----- DATASET RECORDS
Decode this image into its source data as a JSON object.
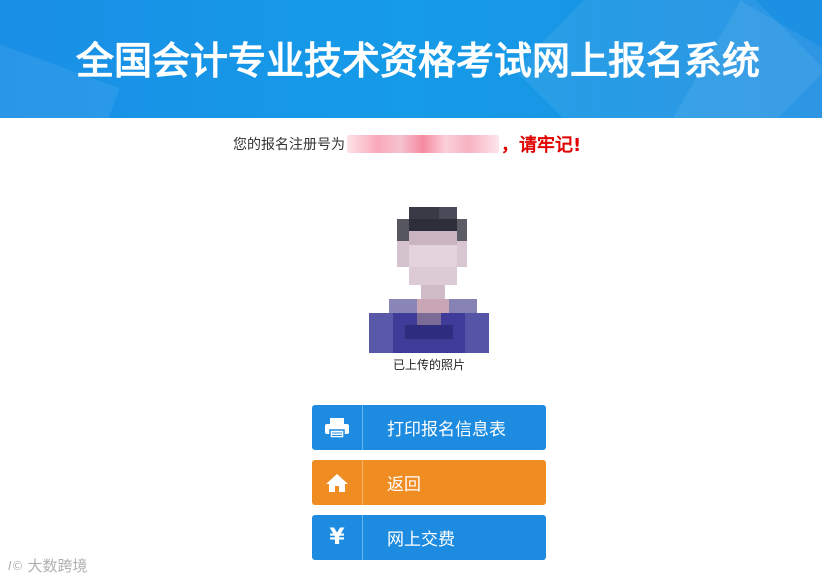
{
  "header": {
    "title": "全国会计专业技术资格考试网上报名系统"
  },
  "registration": {
    "prefix": "您的报名注册号为",
    "warning": "，请牢记!"
  },
  "photo": {
    "caption": "已上传的照片"
  },
  "buttons": [
    {
      "label": "打印报名信息表",
      "icon": "printer-icon",
      "color": "#1d8ce0"
    },
    {
      "label": "返回",
      "icon": "home-icon",
      "color": "#ef8d22"
    },
    {
      "label": "网上交费",
      "icon": "yen-icon",
      "icon_text": "¥",
      "color": "#1d8ce0"
    }
  ],
  "watermark": {
    "logo": "I©",
    "text": "大数跨境"
  }
}
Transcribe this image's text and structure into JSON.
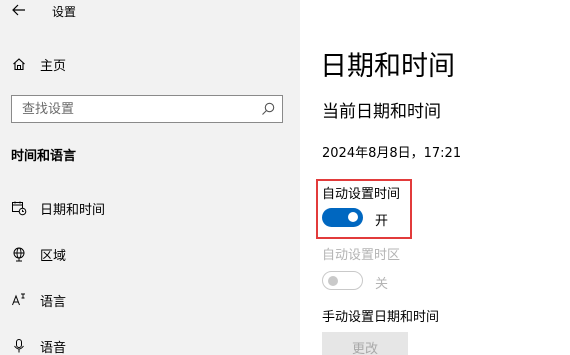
{
  "window": {
    "title": "设置"
  },
  "sidebar": {
    "home_label": "主页",
    "search_placeholder": "查找设置",
    "section_header": "时间和语言",
    "items": [
      {
        "icon": "calendar-clock-icon",
        "label": "日期和时间"
      },
      {
        "icon": "globe-icon",
        "label": "区域"
      },
      {
        "icon": "language-icon",
        "label": "语言"
      },
      {
        "icon": "microphone-icon",
        "label": "语音"
      }
    ]
  },
  "main": {
    "page_title": "日期和时间",
    "current_heading": "当前日期和时间",
    "current_datetime": "2024年8月8日，17:21",
    "auto_time": {
      "label": "自动设置时间",
      "state": "开",
      "on": true
    },
    "auto_timezone": {
      "label": "自动设置时区",
      "state": "关",
      "on": false,
      "disabled": true
    },
    "manual": {
      "label": "手动设置日期和时间",
      "button_label": "更改",
      "disabled": true
    }
  },
  "colors": {
    "accent": "#0067c0",
    "highlight_border": "#e23b3b",
    "sidebar_bg": "#f2f2f2",
    "disabled_text": "#b4b4b4"
  }
}
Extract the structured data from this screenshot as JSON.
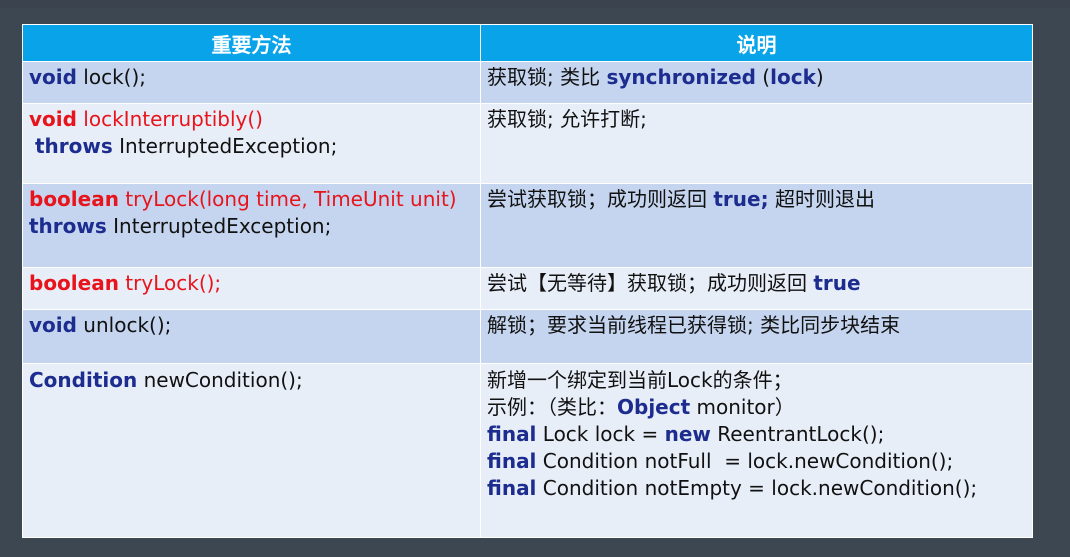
{
  "headers": {
    "method": "重要方法",
    "description": "说明"
  },
  "rows": [
    {
      "method": {
        "l1_kw": "void",
        "l1_rest": " lock();"
      },
      "desc": {
        "l1_a": "获取锁; 类比 ",
        "l1_kw1": "synchronized",
        "l1_b": " (",
        "l1_kw2": "lock",
        "l1_c": ")"
      }
    },
    {
      "method": {
        "l1_kw": "void",
        "l1_rest": " lockInterruptibly()",
        "l2_kw": "throws",
        "l2_rest": " InterruptedException;"
      },
      "desc": {
        "l1": "获取锁; 允许打断;"
      }
    },
    {
      "method": {
        "l1_kw": "boolean",
        "l1_rest": " tryLock(long time, TimeUnit unit)",
        "l2_kw": "throws",
        "l2_rest": " InterruptedException;"
      },
      "desc": {
        "l1_a": "尝试获取锁；成功则返回 ",
        "l1_kw": "true;",
        "l1_b": " 超时则退出"
      }
    },
    {
      "method": {
        "l1_kw": "boolean",
        "l1_rest": " tryLock();"
      },
      "desc": {
        "l1_a": "尝试【无等待】获取锁；成功则返回 ",
        "l1_kw": "true"
      }
    },
    {
      "method": {
        "l1_kw": "void",
        "l1_rest": " unlock();"
      },
      "desc": {
        "l1": "解锁；要求当前线程已获得锁; 类比同步块结束"
      }
    },
    {
      "method": {
        "l1_kw": "Condition",
        "l1_rest": " newCondition();"
      },
      "desc": {
        "l1": "新增一个绑定到当前Lock的条件；",
        "l2_a": "示例：（类比：",
        "l2_kw": "Object",
        "l2_b": " monitor）",
        "l3_kw1": "final",
        "l3_a": " Lock lock = ",
        "l3_kw2": "new",
        "l3_b": " ReentrantLock();",
        "l4_kw": "final",
        "l4_rest": " Condition notFull  = lock.newCondition();",
        "l5_kw": "final",
        "l5_rest": " Condition notEmpty = lock.newCondition();"
      }
    }
  ]
}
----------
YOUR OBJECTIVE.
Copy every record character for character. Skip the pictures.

RESULT OF THE TASK.
Decode this image into its source data as a JSON object.
{
  "header": {
    "title": "全国会计专业技术资格考试网上报名系统"
  },
  "registration": {
    "prefix": "您的报名注册号为",
    "warning": "，请牢记!"
  },
  "photo": {
    "caption": "已上传的照片"
  },
  "buttons": [
    {
      "label": "打印报名信息表",
      "icon": "printer-icon",
      "color": "#1d8ce0"
    },
    {
      "label": "返回",
      "icon": "home-icon",
      "color": "#ef8d22"
    },
    {
      "label": "网上交费",
      "icon": "yen-icon",
      "icon_text": "¥",
      "color": "#1d8ce0"
    }
  ],
  "watermark": {
    "logo": "I©",
    "text": "大数跨境"
  }
}
Transcribe this image's text and structure into JSON.
{
  "window": {
    "title": "设置"
  },
  "sidebar": {
    "home_label": "主页",
    "search_placeholder": "查找设置",
    "section_header": "时间和语言",
    "items": [
      {
        "icon": "calendar-clock-icon",
        "label": "日期和时间"
      },
      {
        "icon": "globe-icon",
        "label": "区域"
      },
      {
        "icon": "language-icon",
        "label": "语言"
      },
      {
        "icon": "microphone-icon",
        "label": "语音"
      }
    ]
  },
  "main": {
    "page_title": "日期和时间",
    "current_heading": "当前日期和时间",
    "current_datetime": "2024年8月8日，17:21",
    "auto_time": {
      "label": "自动设置时间",
      "state": "开",
      "on": true
    },
    "auto_timezone": {
      "label": "自动设置时区",
      "state": "关",
      "on": false,
      "disabled": true
    },
    "manual": {
      "label": "手动设置日期和时间",
      "button_label": "更改",
      "disabled": true
    }
  },
  "colors": {
    "accent": "#0067c0",
    "highlight_border": "#e23b3b",
    "sidebar_bg": "#f2f2f2",
    "disabled_text": "#b4b4b4"
  }
}
Extract the structured data from this screenshot as JSON.
{
  "headers": {
    "method": "重要方法",
    "description": "说明"
  },
  "rows": [
    {
      "method": {
        "l1_kw": "void",
        "l1_rest": " lock();"
      },
      "desc": {
        "l1_a": "获取锁; 类比 ",
        "l1_kw1": "synchronized",
        "l1_b": " (",
        "l1_kw2": "lock",
        "l1_c": ")"
      }
    },
    {
      "method": {
        "l1_kw": "void",
        "l1_rest": " lockInterruptibly()",
        "l2_kw": "throws",
        "l2_rest": " InterruptedException;"
      },
      "desc": {
        "l1": "获取锁; 允许打断;"
      }
    },
    {
      "method": {
        "l1_kw": "boolean",
        "l1_rest": " tryLock(long time, TimeUnit unit)",
        "l2_kw": "throws",
        "l2_rest": " InterruptedException;"
      },
      "desc": {
        "l1_a": "尝试获取锁；成功则返回 ",
        "l1_kw": "true;",
        "l1_b": " 超时则退出"
      }
    },
    {
      "method": {
        "l1_kw": "boolean",
        "l1_rest": " tryLock();"
      },
      "desc": {
        "l1_a": "尝试【无等待】获取锁；成功则返回 ",
        "l1_kw": "true"
      }
    },
    {
      "method": {
        "l1_kw": "void",
        "l1_rest": " unlock();"
      },
      "desc": {
        "l1": "解锁；要求当前线程已获得锁; 类比同步块结束"
      }
    },
    {
      "method": {
        "l1_kw": "Condition",
        "l1_rest": " newCondition();"
      },
      "desc": {
        "l1": "新增一个绑定到当前Lock的条件；",
        "l2_a": "示例：（类比：",
        "l2_kw": "Object",
        "l2_b": " monitor）",
        "l3_kw1": "final",
        "l3_a": " Lock lock = ",
        "l3_kw2": "new",
        "l3_b": " ReentrantLock();",
        "l4_kw": "final",
        "l4_rest": " Condition notFull  = lock.newCondition();",
        "l5_kw": "final",
        "l5_rest": " Condition notEmpty = lock.newCondition();"
      }
    }
  ]
}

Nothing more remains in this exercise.